People who are facing federal charges likely realize that they’re in a precarious situation. They have to poke holes in the prosecution’s case, but the federal government has vast resources to try to patch those holes.
For some defendants in federal criminal cases, a plea deal is the best option for a resolution. This prevents the case from having to go through a trial, and it gives the defendant some say in the sentence they’ll face. If you’re facing federal charges and considering a plea deal, be sure to consider these points.
A plea deal is subjected to the approval of the court. It’s possible that the court will simply approve the deal; however, it might also reject it outright. Sometimes, the court will offer alternatives to the terms. If the court doesn’t accept the plea deal, the defendant has the right to take back the guilty plea and go through a trial instead.
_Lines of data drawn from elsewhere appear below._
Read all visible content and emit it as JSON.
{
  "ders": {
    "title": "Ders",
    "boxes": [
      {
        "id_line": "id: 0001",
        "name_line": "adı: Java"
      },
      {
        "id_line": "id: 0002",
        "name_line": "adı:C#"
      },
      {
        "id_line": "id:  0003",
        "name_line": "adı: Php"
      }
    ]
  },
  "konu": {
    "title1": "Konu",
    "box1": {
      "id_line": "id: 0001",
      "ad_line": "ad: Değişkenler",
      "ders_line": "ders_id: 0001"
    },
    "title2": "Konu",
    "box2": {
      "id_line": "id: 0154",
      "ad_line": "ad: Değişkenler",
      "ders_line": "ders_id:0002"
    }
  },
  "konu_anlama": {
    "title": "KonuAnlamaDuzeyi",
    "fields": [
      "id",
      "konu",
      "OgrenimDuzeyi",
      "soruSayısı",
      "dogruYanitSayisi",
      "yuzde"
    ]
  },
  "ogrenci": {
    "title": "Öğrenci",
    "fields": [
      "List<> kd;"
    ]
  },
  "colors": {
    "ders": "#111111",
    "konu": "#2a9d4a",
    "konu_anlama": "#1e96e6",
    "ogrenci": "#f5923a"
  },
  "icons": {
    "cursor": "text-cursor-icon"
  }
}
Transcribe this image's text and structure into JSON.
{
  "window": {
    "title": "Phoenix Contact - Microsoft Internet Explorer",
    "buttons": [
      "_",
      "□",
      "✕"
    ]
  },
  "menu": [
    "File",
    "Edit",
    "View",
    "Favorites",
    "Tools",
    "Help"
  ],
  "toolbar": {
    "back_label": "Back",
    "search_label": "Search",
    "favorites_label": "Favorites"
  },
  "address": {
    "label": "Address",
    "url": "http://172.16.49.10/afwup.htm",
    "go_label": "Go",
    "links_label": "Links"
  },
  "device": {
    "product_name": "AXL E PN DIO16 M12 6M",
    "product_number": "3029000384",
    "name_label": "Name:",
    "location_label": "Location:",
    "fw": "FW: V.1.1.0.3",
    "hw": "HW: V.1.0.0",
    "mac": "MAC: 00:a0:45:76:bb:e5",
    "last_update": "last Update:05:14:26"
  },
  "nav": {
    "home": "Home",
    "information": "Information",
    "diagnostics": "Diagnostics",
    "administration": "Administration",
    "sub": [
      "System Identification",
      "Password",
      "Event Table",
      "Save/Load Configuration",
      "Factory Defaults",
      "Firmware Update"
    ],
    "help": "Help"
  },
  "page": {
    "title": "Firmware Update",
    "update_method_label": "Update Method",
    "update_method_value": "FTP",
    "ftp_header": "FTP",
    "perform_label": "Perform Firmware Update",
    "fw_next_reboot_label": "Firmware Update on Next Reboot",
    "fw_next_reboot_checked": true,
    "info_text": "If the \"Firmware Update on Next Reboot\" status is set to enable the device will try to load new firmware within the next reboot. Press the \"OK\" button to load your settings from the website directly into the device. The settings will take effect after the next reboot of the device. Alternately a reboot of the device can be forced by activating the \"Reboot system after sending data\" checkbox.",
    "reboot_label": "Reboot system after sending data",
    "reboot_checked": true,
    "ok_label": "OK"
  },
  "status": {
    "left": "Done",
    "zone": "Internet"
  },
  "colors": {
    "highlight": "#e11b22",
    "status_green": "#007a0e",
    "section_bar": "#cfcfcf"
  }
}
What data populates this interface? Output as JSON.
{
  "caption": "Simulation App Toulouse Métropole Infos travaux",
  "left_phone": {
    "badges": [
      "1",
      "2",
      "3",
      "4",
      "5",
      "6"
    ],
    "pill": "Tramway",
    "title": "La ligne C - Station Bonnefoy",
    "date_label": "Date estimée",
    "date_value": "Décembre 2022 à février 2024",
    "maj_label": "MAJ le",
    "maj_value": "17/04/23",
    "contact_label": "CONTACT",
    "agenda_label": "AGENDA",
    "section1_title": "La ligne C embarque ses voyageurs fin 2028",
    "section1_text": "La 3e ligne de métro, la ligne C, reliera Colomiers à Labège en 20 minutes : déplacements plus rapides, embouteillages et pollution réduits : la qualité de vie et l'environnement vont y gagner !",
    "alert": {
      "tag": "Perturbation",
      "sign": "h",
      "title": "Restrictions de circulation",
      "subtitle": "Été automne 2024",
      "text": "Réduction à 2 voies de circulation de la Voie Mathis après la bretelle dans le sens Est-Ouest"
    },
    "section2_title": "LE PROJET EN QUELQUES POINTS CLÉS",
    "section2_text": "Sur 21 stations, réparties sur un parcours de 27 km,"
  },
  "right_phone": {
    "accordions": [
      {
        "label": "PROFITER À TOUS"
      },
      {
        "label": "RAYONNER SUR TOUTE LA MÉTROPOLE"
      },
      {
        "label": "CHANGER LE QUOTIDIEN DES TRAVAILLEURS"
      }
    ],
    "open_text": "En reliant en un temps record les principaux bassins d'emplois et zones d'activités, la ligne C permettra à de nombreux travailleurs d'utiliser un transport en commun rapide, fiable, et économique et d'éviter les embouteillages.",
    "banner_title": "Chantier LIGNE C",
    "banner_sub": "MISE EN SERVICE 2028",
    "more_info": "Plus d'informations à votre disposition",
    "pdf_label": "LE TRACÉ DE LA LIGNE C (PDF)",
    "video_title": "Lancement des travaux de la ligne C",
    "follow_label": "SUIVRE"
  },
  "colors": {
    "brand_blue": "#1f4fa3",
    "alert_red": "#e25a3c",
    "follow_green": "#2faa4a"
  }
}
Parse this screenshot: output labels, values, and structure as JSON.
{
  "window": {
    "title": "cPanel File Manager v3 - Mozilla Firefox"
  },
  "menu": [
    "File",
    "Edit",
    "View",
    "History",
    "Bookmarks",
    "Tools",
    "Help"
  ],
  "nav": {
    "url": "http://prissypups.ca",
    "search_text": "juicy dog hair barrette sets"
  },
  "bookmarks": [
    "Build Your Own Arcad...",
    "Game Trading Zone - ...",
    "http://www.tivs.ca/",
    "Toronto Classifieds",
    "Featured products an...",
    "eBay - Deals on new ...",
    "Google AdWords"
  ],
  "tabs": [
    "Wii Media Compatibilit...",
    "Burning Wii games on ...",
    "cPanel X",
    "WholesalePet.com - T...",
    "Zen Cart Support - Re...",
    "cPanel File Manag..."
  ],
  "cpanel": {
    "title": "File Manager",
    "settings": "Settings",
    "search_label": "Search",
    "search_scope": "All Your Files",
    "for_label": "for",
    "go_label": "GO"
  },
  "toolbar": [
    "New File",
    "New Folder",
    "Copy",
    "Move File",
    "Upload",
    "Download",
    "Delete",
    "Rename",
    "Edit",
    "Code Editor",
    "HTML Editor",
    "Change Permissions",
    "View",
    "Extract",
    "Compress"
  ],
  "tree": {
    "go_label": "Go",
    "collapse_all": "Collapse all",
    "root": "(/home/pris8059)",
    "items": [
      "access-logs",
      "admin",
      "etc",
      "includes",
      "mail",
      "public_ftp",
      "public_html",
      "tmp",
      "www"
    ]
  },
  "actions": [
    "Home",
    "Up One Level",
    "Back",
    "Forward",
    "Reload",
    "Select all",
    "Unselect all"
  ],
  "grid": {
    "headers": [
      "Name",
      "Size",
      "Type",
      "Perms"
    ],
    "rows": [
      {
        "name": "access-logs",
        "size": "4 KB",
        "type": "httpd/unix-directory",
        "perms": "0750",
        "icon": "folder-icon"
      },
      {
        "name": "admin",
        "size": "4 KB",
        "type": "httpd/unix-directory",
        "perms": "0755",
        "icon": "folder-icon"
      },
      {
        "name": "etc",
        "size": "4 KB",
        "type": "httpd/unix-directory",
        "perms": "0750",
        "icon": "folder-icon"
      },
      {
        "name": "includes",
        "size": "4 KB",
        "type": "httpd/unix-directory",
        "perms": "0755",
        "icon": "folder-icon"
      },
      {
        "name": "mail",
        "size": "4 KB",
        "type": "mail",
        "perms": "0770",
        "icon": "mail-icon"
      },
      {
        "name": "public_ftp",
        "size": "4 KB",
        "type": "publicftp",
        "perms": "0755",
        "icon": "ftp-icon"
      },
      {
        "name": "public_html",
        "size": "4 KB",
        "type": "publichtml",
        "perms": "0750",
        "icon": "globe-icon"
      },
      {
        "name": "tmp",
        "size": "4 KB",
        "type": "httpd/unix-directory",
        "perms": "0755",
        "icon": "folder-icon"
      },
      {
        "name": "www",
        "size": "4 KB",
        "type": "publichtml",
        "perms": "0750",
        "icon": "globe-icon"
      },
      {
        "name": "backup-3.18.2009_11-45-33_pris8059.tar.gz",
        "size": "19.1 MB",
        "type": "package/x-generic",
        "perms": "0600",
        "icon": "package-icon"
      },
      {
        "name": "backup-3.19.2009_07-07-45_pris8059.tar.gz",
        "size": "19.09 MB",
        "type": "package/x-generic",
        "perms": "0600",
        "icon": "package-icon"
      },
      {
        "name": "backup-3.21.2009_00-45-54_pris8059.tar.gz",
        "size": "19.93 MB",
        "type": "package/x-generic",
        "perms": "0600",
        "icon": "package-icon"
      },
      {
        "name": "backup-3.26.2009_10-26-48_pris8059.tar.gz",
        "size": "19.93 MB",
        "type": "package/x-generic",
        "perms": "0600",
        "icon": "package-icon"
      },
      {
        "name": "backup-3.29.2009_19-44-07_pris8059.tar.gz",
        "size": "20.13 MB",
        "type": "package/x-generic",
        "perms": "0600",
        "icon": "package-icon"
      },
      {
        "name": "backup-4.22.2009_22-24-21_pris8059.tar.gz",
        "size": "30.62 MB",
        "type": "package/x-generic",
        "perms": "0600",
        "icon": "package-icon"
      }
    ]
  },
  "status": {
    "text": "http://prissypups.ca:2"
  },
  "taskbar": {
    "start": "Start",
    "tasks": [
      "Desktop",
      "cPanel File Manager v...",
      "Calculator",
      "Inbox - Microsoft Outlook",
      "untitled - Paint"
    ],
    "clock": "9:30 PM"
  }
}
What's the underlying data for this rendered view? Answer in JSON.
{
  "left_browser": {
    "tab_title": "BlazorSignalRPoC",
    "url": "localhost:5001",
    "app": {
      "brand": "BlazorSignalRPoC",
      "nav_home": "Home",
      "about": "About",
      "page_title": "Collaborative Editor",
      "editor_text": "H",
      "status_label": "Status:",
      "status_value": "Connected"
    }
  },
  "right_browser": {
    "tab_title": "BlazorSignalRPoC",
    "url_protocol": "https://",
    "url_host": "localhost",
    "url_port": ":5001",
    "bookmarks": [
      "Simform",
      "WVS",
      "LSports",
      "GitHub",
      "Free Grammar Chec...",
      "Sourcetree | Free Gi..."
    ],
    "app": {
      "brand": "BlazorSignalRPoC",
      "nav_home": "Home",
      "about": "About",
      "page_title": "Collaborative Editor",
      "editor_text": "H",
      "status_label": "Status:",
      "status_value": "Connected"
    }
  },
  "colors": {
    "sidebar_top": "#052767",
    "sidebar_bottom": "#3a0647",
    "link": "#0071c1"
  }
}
During the process of negotiating the plea deal, the prosecution may speak to the victim regarding the terms. In some cases, the victim might speak up in court when the plea deal is presented. The victim’s statements may have a role in the outcome of the plea deal; however, victims can’t veto a prosecutor’s decisions regarding a plea deal.
Anyone who’s facing federal charges should realize that these are very serious. Reviewing all your options for your defense early in the case is important. This gives you time to consider them all and determine how they might impact you. It’s imperative that you explore the possibility of a plea deal well before a trial so you can determine if this is a viable option. If so, you can then work to iron out the terms.